This pattern has worked for 217k miles on my '88 Accord.


I gotta chime in on this one . . . a few weeks ago I had my Mazda RX-8 in to the dealer for service. The “old guy” Mazda mechanic, who has worked on rotary engines for years . . . told me that I was doing HARM to the engine by shifting at low rpm. I usually shift at about 2000 . . . and have done so “by ear” since I started driving 34 years ago. In fact, much like circuitsmith above I have an old Honda Accord . . an '89 . . . with over 460,000 miles on it. And I shift just as he described . . . at 2000 on level or 2500-3500 on a grade. Seems to work. So I tried a test with my Rotary . . . and ran 8 tankfuls of gas through it, driving it like I stole it . . . shifting at 4000-6000 almost every time. Guess what? Same mpg. No oil loss (the Rotary is expected to “use” oil every oil change, and mine is almost nothing). I have looked for a “sweet spot” for both motors, and the Honda seems to get the best mpg at 55 mph, turning 2000 rpm. The RX seems to get the best mpg at 62 mph, turning 2100 rpm. So I feel that a bit of experimenting is in order here for the Son . . . all cars are not created equal . . . all can achieve better than EPA estimated mpg (both the Honda and the Mazda get at least 15% better than the estimates) if you follow a few logical rules . . . discussed here many times.
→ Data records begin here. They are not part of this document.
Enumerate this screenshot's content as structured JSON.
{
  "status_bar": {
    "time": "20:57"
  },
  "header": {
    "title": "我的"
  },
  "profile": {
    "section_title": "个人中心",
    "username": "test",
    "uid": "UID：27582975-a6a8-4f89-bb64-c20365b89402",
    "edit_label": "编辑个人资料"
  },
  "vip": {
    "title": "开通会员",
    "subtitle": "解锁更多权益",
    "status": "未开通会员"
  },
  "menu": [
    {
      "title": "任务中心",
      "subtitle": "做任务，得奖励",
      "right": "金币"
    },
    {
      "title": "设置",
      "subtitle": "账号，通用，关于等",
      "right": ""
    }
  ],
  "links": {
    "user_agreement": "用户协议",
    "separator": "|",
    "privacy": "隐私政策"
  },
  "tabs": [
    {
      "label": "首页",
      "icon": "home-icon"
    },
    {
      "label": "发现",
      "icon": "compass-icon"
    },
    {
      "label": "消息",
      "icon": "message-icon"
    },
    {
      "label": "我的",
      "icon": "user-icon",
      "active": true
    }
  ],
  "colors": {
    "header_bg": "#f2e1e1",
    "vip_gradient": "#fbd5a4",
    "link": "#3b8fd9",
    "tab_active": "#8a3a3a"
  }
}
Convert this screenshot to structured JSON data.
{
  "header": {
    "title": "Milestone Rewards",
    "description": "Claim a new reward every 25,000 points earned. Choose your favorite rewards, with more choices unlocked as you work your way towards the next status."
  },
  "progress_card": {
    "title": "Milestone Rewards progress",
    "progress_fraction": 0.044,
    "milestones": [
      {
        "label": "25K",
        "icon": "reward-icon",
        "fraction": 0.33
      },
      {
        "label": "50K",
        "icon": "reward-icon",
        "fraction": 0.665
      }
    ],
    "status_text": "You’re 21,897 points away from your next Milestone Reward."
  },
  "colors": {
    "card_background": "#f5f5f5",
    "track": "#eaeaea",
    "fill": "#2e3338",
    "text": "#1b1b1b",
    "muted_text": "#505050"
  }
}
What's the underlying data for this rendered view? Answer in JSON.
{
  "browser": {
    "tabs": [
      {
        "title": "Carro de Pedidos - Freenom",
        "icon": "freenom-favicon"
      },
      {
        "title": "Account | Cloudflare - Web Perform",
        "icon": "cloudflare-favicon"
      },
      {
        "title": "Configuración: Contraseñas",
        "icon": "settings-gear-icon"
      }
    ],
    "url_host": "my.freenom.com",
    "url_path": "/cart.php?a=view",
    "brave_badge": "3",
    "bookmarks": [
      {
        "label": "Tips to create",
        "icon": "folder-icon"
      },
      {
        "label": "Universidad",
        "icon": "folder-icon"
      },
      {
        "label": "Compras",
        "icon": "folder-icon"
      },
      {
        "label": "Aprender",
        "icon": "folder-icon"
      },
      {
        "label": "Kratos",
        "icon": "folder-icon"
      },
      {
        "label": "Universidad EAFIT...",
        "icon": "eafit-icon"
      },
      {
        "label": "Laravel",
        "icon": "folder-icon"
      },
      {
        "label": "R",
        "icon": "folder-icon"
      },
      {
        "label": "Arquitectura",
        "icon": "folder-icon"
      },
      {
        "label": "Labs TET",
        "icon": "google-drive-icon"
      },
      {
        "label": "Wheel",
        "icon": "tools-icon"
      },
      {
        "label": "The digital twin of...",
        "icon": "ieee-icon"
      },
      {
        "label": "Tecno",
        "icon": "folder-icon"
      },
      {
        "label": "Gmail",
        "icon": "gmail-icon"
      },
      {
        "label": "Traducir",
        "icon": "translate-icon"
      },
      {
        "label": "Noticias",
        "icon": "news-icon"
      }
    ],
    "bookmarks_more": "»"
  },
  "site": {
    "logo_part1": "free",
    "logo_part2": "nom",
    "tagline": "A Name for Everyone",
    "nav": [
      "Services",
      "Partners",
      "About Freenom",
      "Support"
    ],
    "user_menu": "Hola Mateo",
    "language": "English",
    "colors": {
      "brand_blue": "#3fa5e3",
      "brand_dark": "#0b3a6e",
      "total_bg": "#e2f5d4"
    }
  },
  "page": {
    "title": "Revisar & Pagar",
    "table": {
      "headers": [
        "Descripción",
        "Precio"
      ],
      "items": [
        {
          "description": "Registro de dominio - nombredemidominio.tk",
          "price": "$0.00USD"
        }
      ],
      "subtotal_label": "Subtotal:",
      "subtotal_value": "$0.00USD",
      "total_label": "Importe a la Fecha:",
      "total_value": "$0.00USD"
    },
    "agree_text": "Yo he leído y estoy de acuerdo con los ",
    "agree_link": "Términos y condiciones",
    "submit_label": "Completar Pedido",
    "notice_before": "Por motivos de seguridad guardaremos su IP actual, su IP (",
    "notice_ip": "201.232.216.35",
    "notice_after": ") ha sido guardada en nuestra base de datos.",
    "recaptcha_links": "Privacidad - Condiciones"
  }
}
Keep your car in tune . . . plugs/wires/cap/oil changes/air filter . . . watch your tire pressure, keep it a pound or two over the psi suggested by the CAR MANUFACTURER, not the tire manufacturer . . . drive sensibly, and experiment a bit. My RX likes to ZOOM-ZOOM . . . my Honda likes to take it easy. But experiment . . . lugging isn’t the answer, nor is over-revving (for piston engines anyway) . . . but experiment and find the “sweet spot” . . . and enjoy your driving experience. Rocketman


Here is my take on the engine’s sweet spot.

Your engine is a machine that converts heat into mechanical energy by allowing hot air to expand which turns some of that heat energy into kinetic energy. Every BTU of heat that escapes by transferring from the hot air to the cylinder head, piston crowns, and cylinder walls, ultimately to be disposed of by the cooling system, is a BTU of heat that the engine will not be able to convert into 778 ft-lb of energy. One way to minimize that thermal leakage is to expand that hot air before it has time to cool off, thus high rpm is good for efficiency. But, at high rpm, you have high intake vacuum which means high pumping losses and low effective compression ratios which also lowers the engine’s efficiency. The sweet spot is a trade-off between these two opposing factors.

Small engines have more combustion chamber surface area per cubic inch than big engines do so heat leaks out of their cylinders faster which favors higher rpms.
One way to minimize combustion chamber surface area is to use a long stroke design. Long stroke (undersquare) engine tend to have a lower rpm sweet spot than short stroke (oversquare) engine designs.

I can’t think of an engine design that maximizes the surface area presented to the expanding hot gasses more than a Wankel engine does. This more than anything else is why I believe this engine design is an evolutionary dead end and why these engines must be revved to be efficient, (or less inefficient).

If you look at current car engines, you may notice that the highly oversquare engine design that spelled “modern” in the '60 era V-8s is dead. Most of today’s engines are strokers, especially the ones in all of the econoboxes. I think there is a good reason for this.


Interesting points B.L.E. . . . I never thought of it that way before. Im wating (daily by the mailbox) for a “working” model of a Wankel engine I ordered in April to help me to understand the workings of my RX-8’s “Renesis” rotary . . . mostly 'cause I have a hard time understanding the eccentric aspect of the combustion process. But your points about energy loss and the surface area of the Wankel are interesting. Thanks! Rocketman


Been a long time, but…

The oversquare design has a more compact chamber shape at and near TDC, closer to spherical. I imagine chamber shape is most critical early in the expansion stroke, when temperatures are highest.

Imagine a very undersquare case. At TDC the chamber would be shaped more like a fat coin.

I figure variable valve timing totally changes the game regarding high RPM breathing of oversquare…